WHAT THE TASK ASKS → Below are records; copy every line in them that holds the word "this".

───── SUPPLIED ENTRIES ─────

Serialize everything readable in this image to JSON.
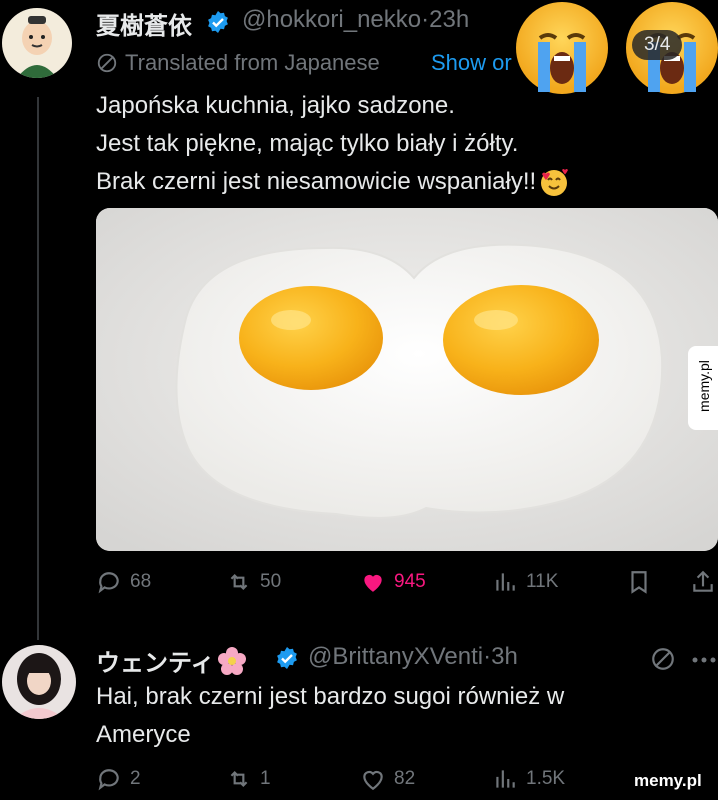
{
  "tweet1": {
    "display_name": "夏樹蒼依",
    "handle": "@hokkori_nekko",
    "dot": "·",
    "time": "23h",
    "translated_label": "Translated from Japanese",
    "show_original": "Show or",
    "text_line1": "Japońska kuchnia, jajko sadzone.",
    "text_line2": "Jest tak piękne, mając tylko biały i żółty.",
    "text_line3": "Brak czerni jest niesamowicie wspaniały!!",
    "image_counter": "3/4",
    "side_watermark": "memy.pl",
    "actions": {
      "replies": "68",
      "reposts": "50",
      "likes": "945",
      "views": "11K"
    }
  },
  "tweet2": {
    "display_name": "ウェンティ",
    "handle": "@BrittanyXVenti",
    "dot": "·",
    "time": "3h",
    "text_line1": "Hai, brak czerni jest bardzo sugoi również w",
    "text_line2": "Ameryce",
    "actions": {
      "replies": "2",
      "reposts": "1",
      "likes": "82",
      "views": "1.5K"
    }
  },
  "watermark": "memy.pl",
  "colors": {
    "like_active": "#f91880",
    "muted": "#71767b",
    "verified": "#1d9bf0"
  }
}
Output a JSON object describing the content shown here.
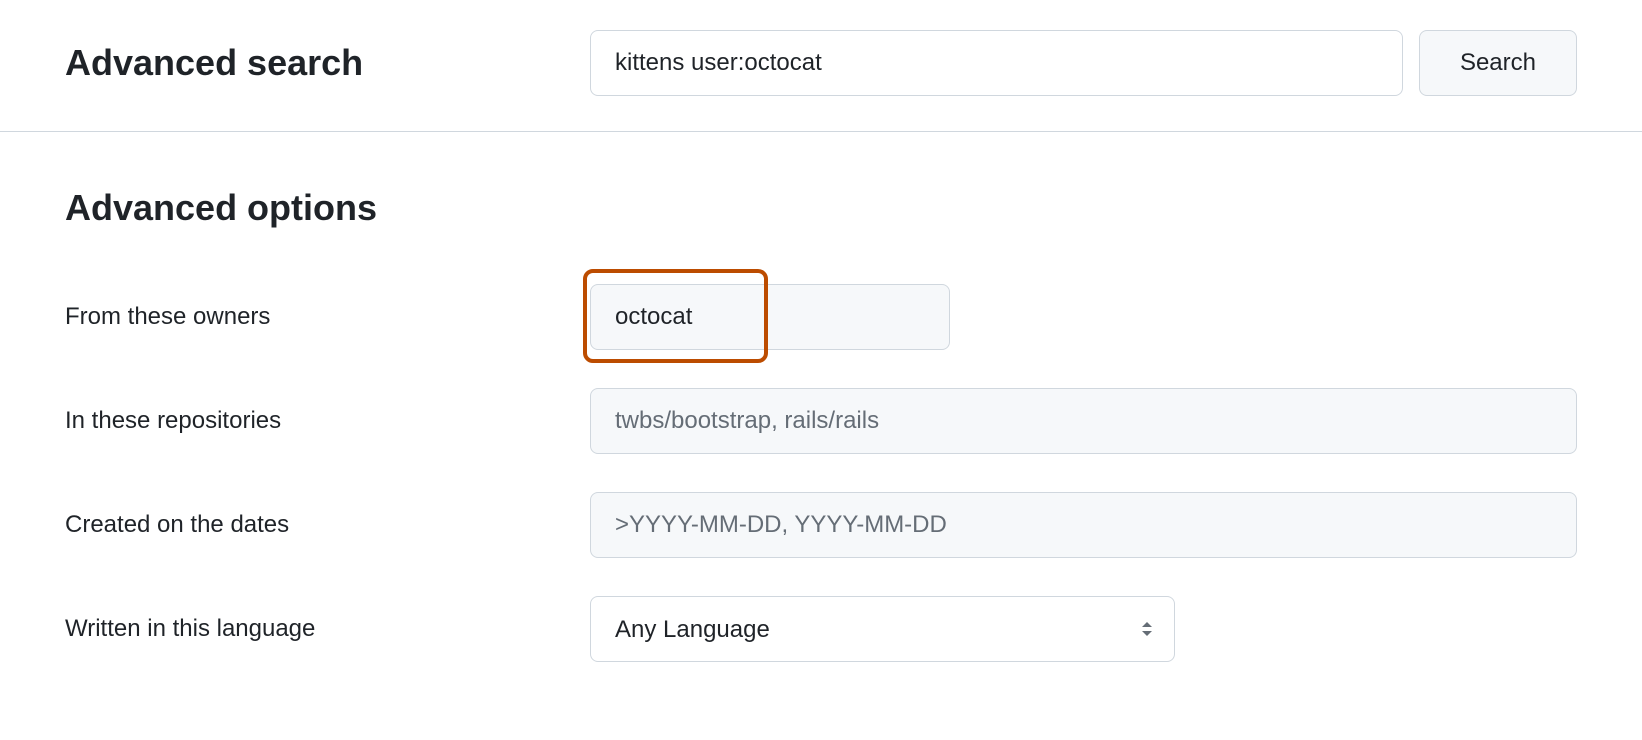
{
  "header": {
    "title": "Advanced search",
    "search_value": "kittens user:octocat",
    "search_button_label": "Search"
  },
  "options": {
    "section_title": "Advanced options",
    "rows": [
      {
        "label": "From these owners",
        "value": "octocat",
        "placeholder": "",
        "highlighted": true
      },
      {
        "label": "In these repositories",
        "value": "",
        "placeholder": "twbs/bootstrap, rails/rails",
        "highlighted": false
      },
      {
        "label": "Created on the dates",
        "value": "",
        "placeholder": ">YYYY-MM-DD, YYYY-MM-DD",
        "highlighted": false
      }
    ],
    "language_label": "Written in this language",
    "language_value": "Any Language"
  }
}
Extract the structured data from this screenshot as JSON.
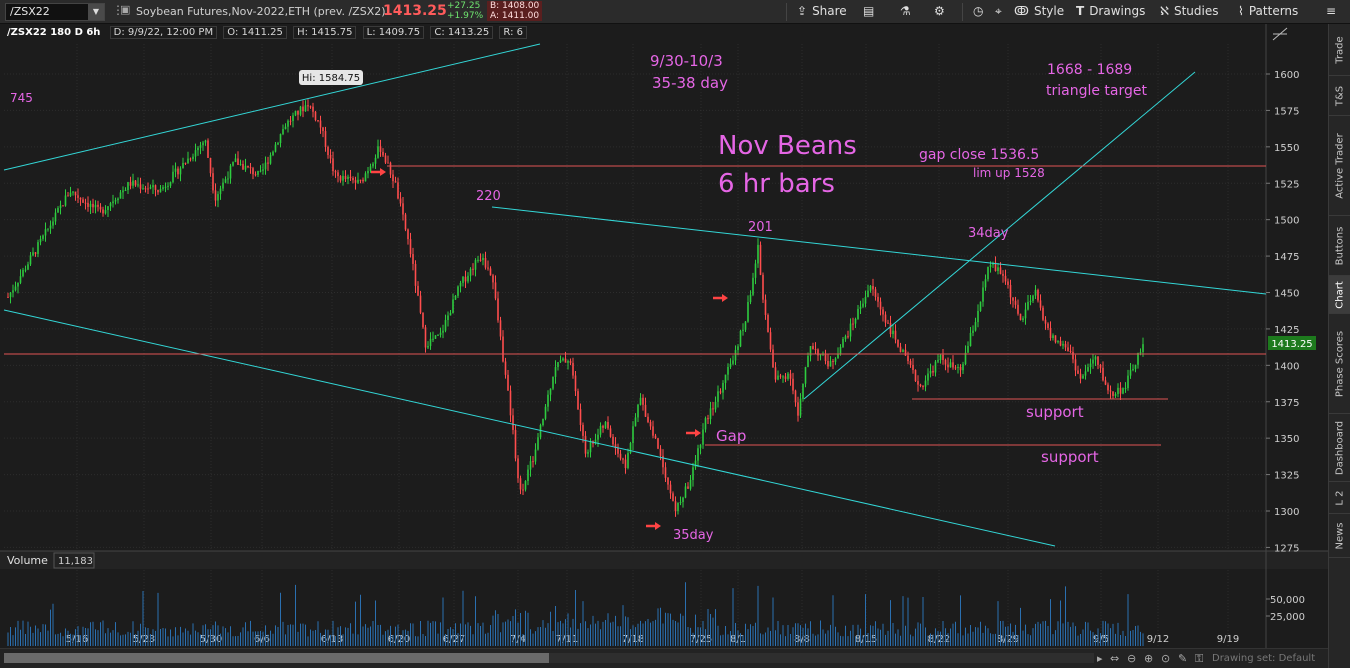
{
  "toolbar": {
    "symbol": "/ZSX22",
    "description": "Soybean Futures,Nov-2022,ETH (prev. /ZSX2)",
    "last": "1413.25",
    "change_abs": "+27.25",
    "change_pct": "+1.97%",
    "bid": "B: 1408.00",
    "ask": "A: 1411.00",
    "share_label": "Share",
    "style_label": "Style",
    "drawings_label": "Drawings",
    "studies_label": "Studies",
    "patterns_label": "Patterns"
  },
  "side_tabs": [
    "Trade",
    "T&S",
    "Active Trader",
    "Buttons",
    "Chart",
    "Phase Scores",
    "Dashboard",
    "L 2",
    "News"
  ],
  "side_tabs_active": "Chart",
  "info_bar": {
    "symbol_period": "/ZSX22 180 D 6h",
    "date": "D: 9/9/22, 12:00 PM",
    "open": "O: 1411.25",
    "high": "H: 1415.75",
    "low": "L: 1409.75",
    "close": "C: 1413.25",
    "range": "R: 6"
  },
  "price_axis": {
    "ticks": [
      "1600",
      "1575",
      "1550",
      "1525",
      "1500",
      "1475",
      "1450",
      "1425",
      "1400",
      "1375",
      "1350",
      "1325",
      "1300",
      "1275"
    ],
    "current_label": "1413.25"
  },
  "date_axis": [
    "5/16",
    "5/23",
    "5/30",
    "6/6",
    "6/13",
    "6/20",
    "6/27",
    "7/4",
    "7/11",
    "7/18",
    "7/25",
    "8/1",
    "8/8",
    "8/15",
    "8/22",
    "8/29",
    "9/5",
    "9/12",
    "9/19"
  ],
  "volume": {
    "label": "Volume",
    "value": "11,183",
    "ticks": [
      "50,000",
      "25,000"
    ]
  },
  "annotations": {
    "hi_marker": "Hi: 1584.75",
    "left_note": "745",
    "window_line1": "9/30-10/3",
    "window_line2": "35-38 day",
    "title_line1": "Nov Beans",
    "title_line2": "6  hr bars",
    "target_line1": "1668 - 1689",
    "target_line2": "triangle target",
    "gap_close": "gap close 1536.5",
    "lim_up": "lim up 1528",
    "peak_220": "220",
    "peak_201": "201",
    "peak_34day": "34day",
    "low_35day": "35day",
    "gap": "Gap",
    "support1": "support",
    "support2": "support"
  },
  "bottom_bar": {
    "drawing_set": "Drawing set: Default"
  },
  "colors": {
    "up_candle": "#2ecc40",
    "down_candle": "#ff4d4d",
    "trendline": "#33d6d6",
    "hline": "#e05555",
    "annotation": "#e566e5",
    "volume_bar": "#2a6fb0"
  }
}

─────

WRITTEN RESPONSE →
Serialize everything readable in this image to JSON.
    "language_label": "Written in this language",
Extract the structured data from this screenshot as JSON.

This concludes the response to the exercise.